ATM: Are most Australian women aware of the health care needs if diagnosed with breast cancer?

Dr. Yu: Some population groups, for example the new arrival migrants or those from non-English speaking backgrounds, may not know the health system in Australia very well. This may likely affect the timeliness of their diagnosis in the first place, and then after diagnosis it is very difficult for them to navigate the complex health system to get appropriate treatment. In addition, as most patients normally can survive for a long period of time, it is important to help those in need to gain access to the different healthcare services available after initial treatment.

ATM: How do you think of the future cancer burden in China? Will there be any differences in terms of health care services required in comparison to Australia?

Dr. Yu: The cancer profiles are different in these two countries. In Australia, the top five cancers are cancers of the colorectum, lung, breast, prostate and melanoma of the skin. Among them, only lung cancer is highly fatal. While in China, the top five major cancers include cancers of the lung, stomach, esophagus, liver and colorectum, most of which are fatal cancers (except for colorectal cancer). Thus, the health care services as required are quite different between the two countries. Regarding the cancer control in China, I believe primary prevention is much more important (and more cost-effective) than treatment, as the treatments for these major cancers (except for colorectal cancer, or unless detected at an early stage) are not very effective.

ATM: What would be your suggestions for policy makers in Australia to plan for future cancer services?

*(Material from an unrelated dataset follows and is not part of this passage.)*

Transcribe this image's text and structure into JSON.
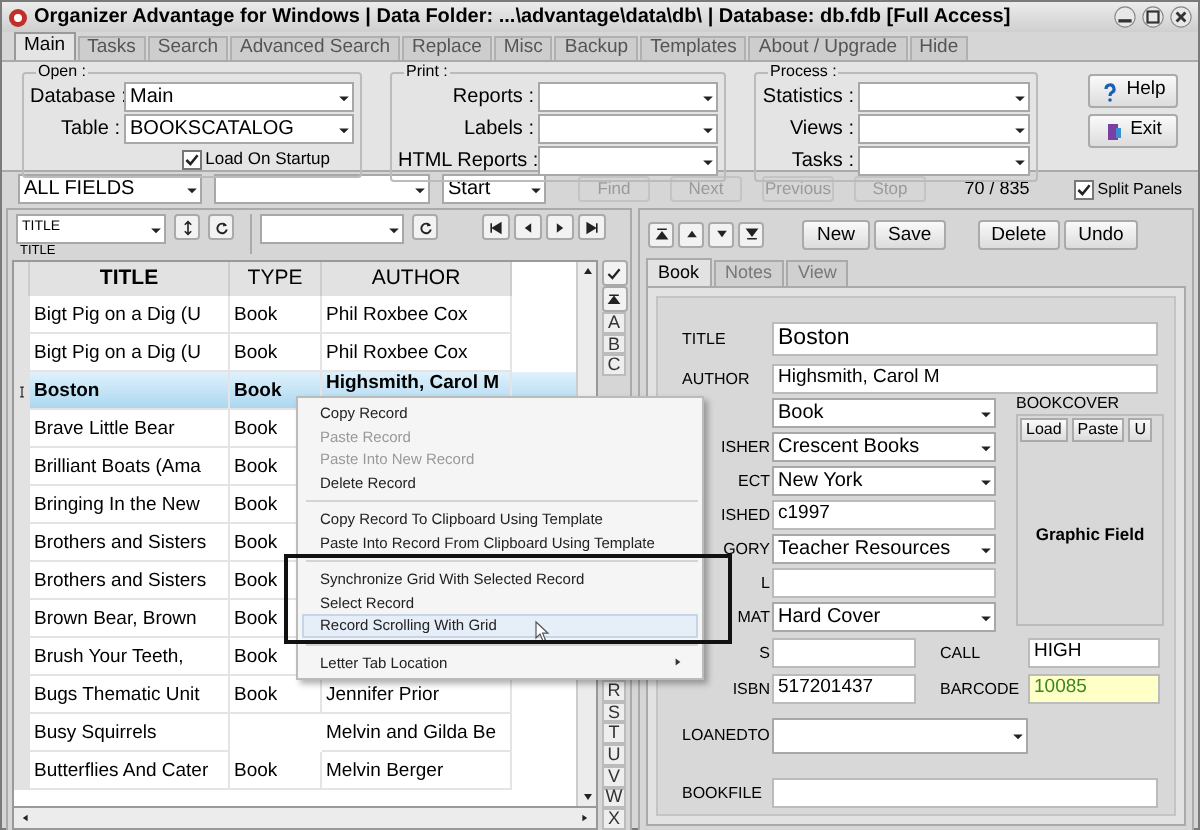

Dr. Yu: There are many things the government can do for cancer control in Australia. According to my research, I found that addressing the social demographic disparity can have a great impact on cancer incidence and cancer survival, thus targeted interventions may be a cost-effective way to reduce cancer burden for the whole population. In my opinion, the government should proportionally allocate more health-care resources to the disadvantaged populations to improve cancer care, which will potentially reduce the survival disparities between population groups.

ATM: What would be your advice to the young medical professionals in Australia?

Dr. Yu: Currently, the social determinants of health are not emphasised enough in the medial education in Australia. Most students do not know much about the social disparity in health. People may assume that with the universal health cover, everyone can achieve good health outcome. However, that is not the case. From our studies, certain population groups had poorer health outcomes for a range of different cancers. Despite overall increases in cancer survival over time in Australia, socioeconomically disadvantaged groups had much slower increase, thus disparities had actually become worse over time for certain cancers. I think we need to introduce this subject to the medical schools’ curriculum so that the medical students will have this kind of training to equip them with an understanding of social determinants of health outcomes. This would be critical to developing a generation of medical professionals with the knowledge and skills necessary to address these disparities.


We would like to express our sincerest gratitude to Dr. Xue Qin Yu for sharing his insights and opinions with us.


Conflicts of Interest: The views expressed in this interview are those of Dr. Xue Qin Yu based on his past research and do not necessarily reflect the views of his employer (Cancer Council NSW, Australia).

(Science Editor: Vivian Kong, ATM, editor@atmjournal.org)

Cite this article as: Kong V. Dr. Xue Qin Yu: social determinants in health should be an important subject in medical education. Ann Transl Med 2018;6(15):311. doi: 10.21037/atm.2018.07.31